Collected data
Content starts

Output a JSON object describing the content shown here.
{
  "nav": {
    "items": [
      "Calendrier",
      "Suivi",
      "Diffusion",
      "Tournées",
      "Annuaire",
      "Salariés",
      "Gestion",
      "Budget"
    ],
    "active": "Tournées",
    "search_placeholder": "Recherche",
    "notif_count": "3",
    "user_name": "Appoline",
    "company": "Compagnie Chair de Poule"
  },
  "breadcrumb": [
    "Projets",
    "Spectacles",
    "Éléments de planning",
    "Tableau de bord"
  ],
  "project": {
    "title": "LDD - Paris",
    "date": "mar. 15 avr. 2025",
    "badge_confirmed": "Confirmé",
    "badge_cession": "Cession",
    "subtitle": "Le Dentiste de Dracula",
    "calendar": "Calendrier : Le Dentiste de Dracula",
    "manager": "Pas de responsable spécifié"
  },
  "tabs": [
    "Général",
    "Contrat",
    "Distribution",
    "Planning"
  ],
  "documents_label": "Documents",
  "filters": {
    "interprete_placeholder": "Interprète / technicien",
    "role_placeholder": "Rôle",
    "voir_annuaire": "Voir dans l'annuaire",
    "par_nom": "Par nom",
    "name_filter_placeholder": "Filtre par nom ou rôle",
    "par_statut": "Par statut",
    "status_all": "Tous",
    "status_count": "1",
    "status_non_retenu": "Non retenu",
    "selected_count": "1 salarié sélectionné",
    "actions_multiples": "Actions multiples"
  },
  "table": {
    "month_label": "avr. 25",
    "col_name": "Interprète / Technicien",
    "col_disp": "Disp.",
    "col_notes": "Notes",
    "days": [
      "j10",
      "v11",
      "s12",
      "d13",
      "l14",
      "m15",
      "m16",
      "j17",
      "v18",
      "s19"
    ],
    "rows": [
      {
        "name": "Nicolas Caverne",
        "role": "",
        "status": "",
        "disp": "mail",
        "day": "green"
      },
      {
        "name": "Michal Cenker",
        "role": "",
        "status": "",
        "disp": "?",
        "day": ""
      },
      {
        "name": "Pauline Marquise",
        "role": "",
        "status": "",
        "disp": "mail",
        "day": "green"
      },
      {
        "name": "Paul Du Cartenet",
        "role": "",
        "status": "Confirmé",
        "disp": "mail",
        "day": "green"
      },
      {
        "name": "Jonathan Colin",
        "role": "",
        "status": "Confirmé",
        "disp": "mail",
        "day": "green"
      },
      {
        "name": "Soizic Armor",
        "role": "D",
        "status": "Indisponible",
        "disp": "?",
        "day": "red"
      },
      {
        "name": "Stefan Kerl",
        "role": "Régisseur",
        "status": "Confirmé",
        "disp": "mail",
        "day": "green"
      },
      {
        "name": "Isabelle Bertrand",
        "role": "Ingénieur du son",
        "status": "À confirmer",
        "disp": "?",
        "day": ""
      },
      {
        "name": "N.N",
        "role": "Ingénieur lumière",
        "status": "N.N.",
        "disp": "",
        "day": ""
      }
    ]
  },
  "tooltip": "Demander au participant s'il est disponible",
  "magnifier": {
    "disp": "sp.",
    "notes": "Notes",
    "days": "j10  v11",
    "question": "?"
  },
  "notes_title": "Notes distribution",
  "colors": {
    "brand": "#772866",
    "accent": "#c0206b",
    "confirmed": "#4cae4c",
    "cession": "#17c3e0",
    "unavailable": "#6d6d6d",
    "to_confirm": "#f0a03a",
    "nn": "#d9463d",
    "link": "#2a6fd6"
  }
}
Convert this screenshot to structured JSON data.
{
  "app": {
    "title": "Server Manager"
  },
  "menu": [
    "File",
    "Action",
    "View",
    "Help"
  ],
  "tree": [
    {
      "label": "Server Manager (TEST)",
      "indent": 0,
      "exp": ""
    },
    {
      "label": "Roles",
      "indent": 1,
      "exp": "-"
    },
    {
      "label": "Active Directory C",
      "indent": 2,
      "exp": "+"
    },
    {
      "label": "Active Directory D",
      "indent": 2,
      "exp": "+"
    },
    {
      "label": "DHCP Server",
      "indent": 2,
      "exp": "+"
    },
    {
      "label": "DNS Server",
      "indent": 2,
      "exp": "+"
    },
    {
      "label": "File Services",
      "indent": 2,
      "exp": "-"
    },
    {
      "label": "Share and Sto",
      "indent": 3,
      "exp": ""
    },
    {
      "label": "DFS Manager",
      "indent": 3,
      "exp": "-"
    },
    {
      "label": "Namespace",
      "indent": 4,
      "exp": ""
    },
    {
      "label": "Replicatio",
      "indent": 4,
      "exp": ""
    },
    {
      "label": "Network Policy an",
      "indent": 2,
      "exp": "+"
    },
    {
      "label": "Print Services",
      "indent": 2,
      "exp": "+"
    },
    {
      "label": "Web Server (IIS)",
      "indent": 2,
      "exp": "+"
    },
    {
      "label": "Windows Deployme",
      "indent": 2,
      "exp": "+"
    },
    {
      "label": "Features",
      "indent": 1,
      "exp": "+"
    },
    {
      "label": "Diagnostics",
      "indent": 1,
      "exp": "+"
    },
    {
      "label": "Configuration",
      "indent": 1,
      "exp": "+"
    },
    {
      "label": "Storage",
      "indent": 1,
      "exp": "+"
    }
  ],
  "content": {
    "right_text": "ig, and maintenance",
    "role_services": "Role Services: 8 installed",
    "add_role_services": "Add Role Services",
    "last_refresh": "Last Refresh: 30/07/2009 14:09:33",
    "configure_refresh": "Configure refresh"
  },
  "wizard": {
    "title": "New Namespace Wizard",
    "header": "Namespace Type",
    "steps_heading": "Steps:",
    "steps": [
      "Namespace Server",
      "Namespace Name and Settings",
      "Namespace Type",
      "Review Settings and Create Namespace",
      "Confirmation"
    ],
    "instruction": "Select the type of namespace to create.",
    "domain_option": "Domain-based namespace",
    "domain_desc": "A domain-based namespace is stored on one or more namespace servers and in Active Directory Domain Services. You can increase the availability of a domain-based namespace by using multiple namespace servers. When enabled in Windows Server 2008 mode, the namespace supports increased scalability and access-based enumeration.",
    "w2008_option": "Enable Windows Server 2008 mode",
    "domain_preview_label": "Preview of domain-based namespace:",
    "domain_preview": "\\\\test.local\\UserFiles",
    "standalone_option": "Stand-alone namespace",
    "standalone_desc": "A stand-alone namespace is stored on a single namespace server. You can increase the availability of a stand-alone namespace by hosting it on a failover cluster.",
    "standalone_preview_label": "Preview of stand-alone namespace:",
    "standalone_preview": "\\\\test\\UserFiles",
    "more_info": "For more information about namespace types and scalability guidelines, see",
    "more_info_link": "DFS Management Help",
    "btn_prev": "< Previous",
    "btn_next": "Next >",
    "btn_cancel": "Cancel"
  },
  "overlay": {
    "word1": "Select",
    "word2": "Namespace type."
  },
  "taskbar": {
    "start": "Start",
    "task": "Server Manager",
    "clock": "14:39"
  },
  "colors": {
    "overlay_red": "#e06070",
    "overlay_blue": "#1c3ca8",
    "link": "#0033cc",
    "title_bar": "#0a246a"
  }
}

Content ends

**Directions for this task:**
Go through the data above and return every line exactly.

**Answer to this exercise:**
Output a JSON object describing the content shown here.
{
  "nav": {
    "items": [
      "Calendrier",
      "Suivi",
      "Diffusion",
      "Tournées",
      "Annuaire",
      "Salariés",
      "Gestion",
      "Budget"
    ],
    "active": "Tournées",
    "search_placeholder": "Recherche",
    "notif_count": "3",
    "user_name": "Appoline",
    "company": "Compagnie Chair de Poule"
  },
  "breadcrumb": [
    "Projets",
    "Spectacles",
    "Éléments de planning",
    "Tableau de bord"
  ],
  "project": {
    "title": "LDD - Paris",
    "date": "mar. 15 avr. 2025",
    "badge_confirmed": "Confirmé",
    "badge_cession": "Cession",
    "subtitle": "Le Dentiste de Dracula",
    "calendar": "Calendrier : Le Dentiste de Dracula",
    "manager": "Pas de responsable spécifié"
  },
  "tabs": [
    "Général",
    "Contrat",
    "Distribution",
    "Planning"
  ],
  "documents_label": "Documents",
  "filters": {
    "interprete_placeholder": "Interprète / technicien",
    "role_placeholder": "Rôle",
    "voir_annuaire": "Voir dans l'annuaire",
    "par_nom": "Par nom",
    "name_filter_placeholder": "Filtre par nom ou rôle",
    "par_statut": "Par statut",
    "status_all": "Tous",
    "status_count": "1",
    "status_non_retenu": "Non retenu",
    "selected_count": "1 salarié sélectionné",
    "actions_multiples": "Actions multiples"
  },
  "table": {
    "month_label": "avr. 25",
    "col_name": "Interprète / Technicien",
    "col_disp": "Disp.",
    "col_notes": "Notes",
    "days": [
      "j10",
      "v11",
      "s12",
      "d13",
      "l14",
      "m15",
      "m16",
      "j17",
      "v18",
      "s19"
    ],
    "rows": [
      {
        "name": "Nicolas Caverne",
        "role": "",
        "status": "",
        "disp": "mail",
        "day": "green"
      },
      {
        "name": "Michal Cenker",
        "role": "",
        "status": "",
        "disp": "?",
        "day": ""
      },
      {
        "name": "Pauline Marquise",
        "role": "",
        "status": "",
        "disp": "mail",
        "day": "green"
      },
      {
        "name": "Paul Du Cartenet",
        "role": "",
        "status": "Confirmé",
        "disp": "mail",
        "day": "green"
      },
      {
        "name": "Jonathan Colin",
        "role": "",
        "status": "Confirmé",
        "disp": "mail",
        "day": "green"
      },
      {
        "name": "Soizic Armor",
        "role": "D",
        "status": "Indisponible",
        "disp": "?",
        "day": "red"
      },
      {
        "name": "Stefan Kerl",
        "role": "Régisseur",
        "status": "Confirmé",
        "disp": "mail",
        "day": "green"
      },
      {
        "name": "Isabelle Bertrand",
        "role": "Ingénieur du son",
        "status": "À confirmer",
        "disp": "?",
        "day": ""
      },
      {
        "name": "N.N",
        "role": "Ingénieur lumière",
        "status": "N.N.",
        "disp": "",
        "day": ""
      }
    ]
  },
  "tooltip": "Demander au participant s'il est disponible",
  "magnifier": {
    "disp": "sp.",
    "notes": "Notes",
    "days": "j10  v11",
    "question": "?"
  },
  "notes_title": "Notes distribution",
  "colors": {
    "brand": "#772866",
    "accent": "#c0206b",
    "confirmed": "#4cae4c",
    "cession": "#17c3e0",
    "unavailable": "#6d6d6d",
    "to_confirm": "#f0a03a",
    "nn": "#d9463d",
    "link": "#2a6fd6"
  }
}
Convert this screenshot to structured JSON data.
{
  "app": {
    "title": "Server Manager"
  },
  "menu": [
    "File",
    "Action",
    "View",
    "Help"
  ],
  "tree": [
    {
      "label": "Server Manager (TEST)",
      "indent": 0,
      "exp": ""
    },
    {
      "label": "Roles",
      "indent": 1,
      "exp": "-"
    },
    {
      "label": "Active Directory C",
      "indent": 2,
      "exp": "+"
    },
    {
      "label": "Active Directory D",
      "indent": 2,
      "exp": "+"
    },
    {
      "label": "DHCP Server",
      "indent": 2,
      "exp": "+"
    },
    {
      "label": "DNS Server",
      "indent": 2,
      "exp": "+"
    },
    {
      "label": "File Services",
      "indent": 2,
      "exp": "-"
    },
    {
      "label": "Share and Sto",
      "indent": 3,
      "exp": ""
    },
    {
      "label": "DFS Manager",
      "indent": 3,
      "exp": "-"
    },
    {
      "label": "Namespace",
      "indent": 4,
      "exp": ""
    },
    {
      "label": "Replicatio",
      "indent": 4,
      "exp": ""
    },
    {
      "label": "Network Policy an",
      "indent": 2,
      "exp": "+"
    },
    {
      "label": "Print Services",
      "indent": 2,
      "exp": "+"
    },
    {
      "label": "Web Server (IIS)",
      "indent": 2,
      "exp": "+"
    },
    {
      "label": "Windows Deployme",
      "indent": 2,
      "exp": "+"
    },
    {
      "label": "Features",
      "indent": 1,
      "exp": "+"
    },
    {
      "label": "Diagnostics",
      "indent": 1,
      "exp": "+"
    },
    {
      "label": "Configuration",
      "indent": 1,
      "exp": "+"
    },
    {
      "label": "Storage",
      "indent": 1,
      "exp": "+"
    }
  ],
  "content": {
    "right_text": "ig, and maintenance",
    "role_services": "Role Services: 8 installed",
    "add_role_services": "Add Role Services",
    "last_refresh": "Last Refresh: 30/07/2009 14:09:33",
    "configure_refresh": "Configure refresh"
  },
  "wizard": {
    "title": "New Namespace Wizard",
    "header": "Namespace Type",
    "steps_heading": "Steps:",
    "steps": [
      "Namespace Server",
      "Namespace Name and Settings",
      "Namespace Type",
      "Review Settings and Create Namespace",
      "Confirmation"
    ],
    "instruction": "Select the type of namespace to create.",
    "domain_option": "Domain-based namespace",
    "domain_desc": "A domain-based namespace is stored on one or more namespace servers and in Active Directory Domain Services. You can increase the availability of a domain-based namespace by using multiple namespace servers. When enabled in Windows Server 2008 mode, the namespace supports increased scalability and access-based enumeration.",
    "w2008_option": "Enable Windows Server 2008 mode",
    "domain_preview_label": "Preview of domain-based namespace:",
    "domain_preview": "\\\\test.local\\UserFiles",
    "standalone_option": "Stand-alone namespace",
    "standalone_desc": "A stand-alone namespace is stored on a single namespace server. You can increase the availability of a stand-alone namespace by hosting it on a failover cluster.",
    "standalone_preview_label": "Preview of stand-alone namespace:",
    "standalone_preview": "\\\\test\\UserFiles",
    "more_info": "For more information about namespace types and scalability guidelines, see",
    "more_info_link": "DFS Management Help",
    "btn_prev": "< Previous",
    "btn_next": "Next >",
    "btn_cancel": "Cancel"
  },
  "overlay": {
    "word1": "Select",
    "word2": "Namespace type."
  },
  "taskbar": {
    "start": "Start",
    "task": "Server Manager",
    "clock": "14:39"
  },
  "colors": {
    "overlay_red": "#e06070",
    "overlay_blue": "#1c3ca8",
    "link": "#0033cc",
    "title_bar": "#0a246a"
  }
}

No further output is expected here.